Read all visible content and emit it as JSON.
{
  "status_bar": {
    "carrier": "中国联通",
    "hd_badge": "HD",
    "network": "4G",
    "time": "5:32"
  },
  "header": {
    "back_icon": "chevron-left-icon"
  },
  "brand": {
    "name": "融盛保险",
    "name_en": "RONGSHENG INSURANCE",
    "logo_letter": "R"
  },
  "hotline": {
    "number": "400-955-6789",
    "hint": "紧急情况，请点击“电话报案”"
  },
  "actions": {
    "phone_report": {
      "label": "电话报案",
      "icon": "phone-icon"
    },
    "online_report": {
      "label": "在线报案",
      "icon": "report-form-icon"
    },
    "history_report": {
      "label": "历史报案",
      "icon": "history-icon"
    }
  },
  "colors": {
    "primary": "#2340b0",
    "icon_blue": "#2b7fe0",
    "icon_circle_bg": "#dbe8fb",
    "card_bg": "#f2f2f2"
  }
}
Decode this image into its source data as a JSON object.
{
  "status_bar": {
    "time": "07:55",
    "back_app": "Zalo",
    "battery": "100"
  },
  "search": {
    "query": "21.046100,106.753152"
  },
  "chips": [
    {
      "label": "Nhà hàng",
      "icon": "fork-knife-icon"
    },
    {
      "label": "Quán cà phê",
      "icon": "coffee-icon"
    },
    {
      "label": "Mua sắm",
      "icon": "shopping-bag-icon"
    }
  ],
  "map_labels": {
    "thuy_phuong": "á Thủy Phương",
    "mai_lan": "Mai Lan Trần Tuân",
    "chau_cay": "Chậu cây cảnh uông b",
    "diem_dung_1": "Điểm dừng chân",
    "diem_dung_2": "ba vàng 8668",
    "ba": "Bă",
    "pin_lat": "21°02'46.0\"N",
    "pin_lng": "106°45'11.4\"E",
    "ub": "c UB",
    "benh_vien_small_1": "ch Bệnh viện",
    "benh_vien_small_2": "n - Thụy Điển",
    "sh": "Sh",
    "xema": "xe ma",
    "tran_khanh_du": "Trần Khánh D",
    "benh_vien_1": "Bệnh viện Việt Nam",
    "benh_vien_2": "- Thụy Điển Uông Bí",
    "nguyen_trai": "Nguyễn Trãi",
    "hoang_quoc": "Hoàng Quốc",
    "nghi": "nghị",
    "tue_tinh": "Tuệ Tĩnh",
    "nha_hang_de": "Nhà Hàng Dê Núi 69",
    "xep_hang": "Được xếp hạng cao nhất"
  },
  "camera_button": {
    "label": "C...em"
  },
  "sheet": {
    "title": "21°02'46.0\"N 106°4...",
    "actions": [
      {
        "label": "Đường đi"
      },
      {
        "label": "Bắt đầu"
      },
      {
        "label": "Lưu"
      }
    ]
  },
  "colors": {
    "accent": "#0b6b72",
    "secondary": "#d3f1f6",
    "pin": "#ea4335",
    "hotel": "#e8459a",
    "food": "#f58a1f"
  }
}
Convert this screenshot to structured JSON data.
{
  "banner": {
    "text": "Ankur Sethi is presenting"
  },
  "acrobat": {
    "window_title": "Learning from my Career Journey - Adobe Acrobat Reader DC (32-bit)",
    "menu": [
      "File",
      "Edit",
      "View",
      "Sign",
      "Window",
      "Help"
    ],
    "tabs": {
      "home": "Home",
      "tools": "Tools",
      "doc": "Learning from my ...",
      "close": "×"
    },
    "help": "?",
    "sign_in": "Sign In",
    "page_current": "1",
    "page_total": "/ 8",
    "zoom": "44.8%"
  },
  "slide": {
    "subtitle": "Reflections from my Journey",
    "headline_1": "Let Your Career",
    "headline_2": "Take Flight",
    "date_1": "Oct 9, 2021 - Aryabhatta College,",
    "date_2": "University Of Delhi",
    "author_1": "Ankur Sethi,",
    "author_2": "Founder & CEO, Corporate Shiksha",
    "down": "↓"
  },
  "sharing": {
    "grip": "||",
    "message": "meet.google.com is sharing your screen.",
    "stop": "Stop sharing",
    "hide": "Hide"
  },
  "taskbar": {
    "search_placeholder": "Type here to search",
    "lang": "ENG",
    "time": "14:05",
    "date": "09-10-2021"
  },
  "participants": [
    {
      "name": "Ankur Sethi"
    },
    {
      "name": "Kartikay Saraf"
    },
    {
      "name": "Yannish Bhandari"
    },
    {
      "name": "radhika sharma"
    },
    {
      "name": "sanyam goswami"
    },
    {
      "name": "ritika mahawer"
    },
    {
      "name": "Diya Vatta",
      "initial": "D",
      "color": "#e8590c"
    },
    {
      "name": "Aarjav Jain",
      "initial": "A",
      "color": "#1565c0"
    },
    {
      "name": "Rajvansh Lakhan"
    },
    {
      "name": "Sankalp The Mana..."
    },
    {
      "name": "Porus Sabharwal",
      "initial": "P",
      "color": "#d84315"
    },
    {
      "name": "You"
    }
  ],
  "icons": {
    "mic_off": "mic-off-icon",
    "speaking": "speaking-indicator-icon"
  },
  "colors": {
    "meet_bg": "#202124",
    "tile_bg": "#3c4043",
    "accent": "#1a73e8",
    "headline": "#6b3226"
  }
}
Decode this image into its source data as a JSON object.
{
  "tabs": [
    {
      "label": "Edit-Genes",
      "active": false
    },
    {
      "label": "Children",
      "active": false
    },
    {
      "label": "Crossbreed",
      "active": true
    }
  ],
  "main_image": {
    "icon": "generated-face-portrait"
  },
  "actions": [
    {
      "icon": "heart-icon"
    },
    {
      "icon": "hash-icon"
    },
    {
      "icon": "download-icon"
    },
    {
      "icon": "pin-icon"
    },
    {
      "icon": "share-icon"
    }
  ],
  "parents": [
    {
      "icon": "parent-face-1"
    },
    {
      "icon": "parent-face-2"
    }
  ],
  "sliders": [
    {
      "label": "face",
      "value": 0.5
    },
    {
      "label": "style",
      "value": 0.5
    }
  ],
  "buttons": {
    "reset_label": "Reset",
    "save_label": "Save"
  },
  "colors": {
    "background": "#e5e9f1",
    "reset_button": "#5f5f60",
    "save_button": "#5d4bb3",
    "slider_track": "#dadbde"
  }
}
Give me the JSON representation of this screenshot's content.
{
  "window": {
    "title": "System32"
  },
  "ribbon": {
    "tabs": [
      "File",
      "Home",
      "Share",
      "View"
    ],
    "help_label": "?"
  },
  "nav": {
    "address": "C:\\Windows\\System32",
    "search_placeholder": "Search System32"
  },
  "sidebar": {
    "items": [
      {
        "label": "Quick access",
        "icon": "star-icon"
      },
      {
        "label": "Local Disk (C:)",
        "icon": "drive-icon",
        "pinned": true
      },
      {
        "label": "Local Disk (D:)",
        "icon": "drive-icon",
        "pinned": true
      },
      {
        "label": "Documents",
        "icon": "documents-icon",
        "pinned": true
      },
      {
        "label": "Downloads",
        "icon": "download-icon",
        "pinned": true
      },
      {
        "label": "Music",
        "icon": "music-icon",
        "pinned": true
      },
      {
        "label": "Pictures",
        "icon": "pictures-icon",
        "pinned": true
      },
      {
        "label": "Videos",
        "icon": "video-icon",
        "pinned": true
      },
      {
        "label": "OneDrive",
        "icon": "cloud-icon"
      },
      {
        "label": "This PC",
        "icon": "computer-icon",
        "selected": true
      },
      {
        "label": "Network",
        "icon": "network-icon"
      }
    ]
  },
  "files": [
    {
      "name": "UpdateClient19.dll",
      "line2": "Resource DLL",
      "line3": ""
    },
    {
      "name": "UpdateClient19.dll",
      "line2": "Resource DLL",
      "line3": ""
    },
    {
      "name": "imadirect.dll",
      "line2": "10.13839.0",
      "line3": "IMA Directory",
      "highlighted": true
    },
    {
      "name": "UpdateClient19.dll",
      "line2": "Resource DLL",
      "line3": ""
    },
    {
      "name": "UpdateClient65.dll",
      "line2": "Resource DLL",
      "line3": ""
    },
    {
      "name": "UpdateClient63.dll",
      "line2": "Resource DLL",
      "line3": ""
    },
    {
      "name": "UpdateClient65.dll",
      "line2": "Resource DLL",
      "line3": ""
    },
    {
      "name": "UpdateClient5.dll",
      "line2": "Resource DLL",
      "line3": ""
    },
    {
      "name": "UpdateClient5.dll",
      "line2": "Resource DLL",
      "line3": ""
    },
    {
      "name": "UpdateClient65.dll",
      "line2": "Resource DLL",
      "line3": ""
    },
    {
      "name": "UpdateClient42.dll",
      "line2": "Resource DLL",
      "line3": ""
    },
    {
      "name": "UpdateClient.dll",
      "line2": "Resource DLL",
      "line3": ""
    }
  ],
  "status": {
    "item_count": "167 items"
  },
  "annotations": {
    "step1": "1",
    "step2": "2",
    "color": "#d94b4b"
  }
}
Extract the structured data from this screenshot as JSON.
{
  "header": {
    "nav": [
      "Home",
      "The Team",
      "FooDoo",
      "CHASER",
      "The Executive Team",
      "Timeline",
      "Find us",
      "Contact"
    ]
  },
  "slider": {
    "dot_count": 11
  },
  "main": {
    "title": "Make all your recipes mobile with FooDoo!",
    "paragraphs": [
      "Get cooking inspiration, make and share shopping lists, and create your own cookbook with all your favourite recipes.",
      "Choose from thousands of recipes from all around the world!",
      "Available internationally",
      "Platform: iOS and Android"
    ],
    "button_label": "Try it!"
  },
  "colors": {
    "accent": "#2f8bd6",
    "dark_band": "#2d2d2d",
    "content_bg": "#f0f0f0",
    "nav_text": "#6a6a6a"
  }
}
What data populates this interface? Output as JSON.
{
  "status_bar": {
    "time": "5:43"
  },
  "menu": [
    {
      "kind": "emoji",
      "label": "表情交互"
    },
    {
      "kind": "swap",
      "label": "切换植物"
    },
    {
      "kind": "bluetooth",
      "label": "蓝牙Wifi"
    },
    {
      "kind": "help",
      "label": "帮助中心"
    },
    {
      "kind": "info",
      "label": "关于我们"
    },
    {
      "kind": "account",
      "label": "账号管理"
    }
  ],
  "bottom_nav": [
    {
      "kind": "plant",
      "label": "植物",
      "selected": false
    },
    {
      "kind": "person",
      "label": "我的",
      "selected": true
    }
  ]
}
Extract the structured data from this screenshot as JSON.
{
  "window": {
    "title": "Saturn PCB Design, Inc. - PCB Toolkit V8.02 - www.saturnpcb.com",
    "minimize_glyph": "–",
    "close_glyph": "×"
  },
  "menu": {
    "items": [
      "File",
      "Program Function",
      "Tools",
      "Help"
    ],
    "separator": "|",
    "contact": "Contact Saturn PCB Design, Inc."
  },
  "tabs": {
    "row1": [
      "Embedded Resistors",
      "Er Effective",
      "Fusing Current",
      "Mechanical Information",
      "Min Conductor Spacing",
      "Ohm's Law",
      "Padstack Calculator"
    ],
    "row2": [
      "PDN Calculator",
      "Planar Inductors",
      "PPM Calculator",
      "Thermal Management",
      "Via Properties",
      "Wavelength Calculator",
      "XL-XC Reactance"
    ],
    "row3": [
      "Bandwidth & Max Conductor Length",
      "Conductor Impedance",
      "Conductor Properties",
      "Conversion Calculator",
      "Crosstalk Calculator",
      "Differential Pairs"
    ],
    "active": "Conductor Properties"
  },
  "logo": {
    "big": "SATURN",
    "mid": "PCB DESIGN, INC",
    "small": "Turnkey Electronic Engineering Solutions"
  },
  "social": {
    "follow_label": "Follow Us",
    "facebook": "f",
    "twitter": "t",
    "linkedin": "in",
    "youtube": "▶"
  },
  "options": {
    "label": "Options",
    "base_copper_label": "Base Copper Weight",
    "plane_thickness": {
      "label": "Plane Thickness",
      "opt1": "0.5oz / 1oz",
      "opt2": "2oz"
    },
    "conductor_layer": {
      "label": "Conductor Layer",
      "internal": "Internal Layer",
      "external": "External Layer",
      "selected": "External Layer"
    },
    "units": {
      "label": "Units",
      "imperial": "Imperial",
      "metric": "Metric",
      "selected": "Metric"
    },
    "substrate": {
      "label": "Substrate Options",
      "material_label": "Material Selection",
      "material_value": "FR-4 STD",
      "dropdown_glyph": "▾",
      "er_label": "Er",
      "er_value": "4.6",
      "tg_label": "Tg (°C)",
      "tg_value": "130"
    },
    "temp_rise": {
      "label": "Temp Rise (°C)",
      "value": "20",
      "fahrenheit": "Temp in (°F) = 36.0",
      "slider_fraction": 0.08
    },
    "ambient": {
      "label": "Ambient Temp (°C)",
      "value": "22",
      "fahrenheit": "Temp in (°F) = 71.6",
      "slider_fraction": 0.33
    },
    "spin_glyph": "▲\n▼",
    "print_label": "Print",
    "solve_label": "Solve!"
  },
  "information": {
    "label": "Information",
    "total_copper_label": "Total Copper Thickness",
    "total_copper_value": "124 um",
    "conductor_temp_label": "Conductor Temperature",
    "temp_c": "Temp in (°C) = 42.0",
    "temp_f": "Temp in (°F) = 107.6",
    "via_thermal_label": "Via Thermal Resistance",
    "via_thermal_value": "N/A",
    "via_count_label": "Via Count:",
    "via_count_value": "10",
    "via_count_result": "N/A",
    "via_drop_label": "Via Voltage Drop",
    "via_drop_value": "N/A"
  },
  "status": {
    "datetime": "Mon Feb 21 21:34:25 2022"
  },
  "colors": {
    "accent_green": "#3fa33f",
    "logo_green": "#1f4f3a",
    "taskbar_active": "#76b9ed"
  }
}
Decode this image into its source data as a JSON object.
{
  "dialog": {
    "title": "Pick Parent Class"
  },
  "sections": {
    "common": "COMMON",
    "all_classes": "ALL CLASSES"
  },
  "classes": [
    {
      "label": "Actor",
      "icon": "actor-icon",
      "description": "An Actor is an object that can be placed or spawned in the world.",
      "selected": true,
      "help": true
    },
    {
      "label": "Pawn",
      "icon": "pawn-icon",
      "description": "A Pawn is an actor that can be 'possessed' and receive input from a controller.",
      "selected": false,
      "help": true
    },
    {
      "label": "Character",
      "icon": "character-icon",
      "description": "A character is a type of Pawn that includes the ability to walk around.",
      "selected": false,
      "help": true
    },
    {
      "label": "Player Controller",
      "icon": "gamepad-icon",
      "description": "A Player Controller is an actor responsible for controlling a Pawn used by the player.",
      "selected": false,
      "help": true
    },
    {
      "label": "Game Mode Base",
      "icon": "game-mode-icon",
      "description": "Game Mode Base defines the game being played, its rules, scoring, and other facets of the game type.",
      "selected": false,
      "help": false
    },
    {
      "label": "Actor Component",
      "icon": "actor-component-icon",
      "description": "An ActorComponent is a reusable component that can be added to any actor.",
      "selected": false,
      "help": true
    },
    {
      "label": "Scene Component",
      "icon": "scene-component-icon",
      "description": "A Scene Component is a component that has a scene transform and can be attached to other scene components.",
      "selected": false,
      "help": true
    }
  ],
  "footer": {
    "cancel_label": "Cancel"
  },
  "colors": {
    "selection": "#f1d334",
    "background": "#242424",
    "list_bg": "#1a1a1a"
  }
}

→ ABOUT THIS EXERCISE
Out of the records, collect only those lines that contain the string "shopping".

→ PROBLEM SOLUTION
      "icon": "shopping-bag-icon"
      "Get cooking inspiration, make and share shopping lists, and create your own cookbook with all your favourite recipes.",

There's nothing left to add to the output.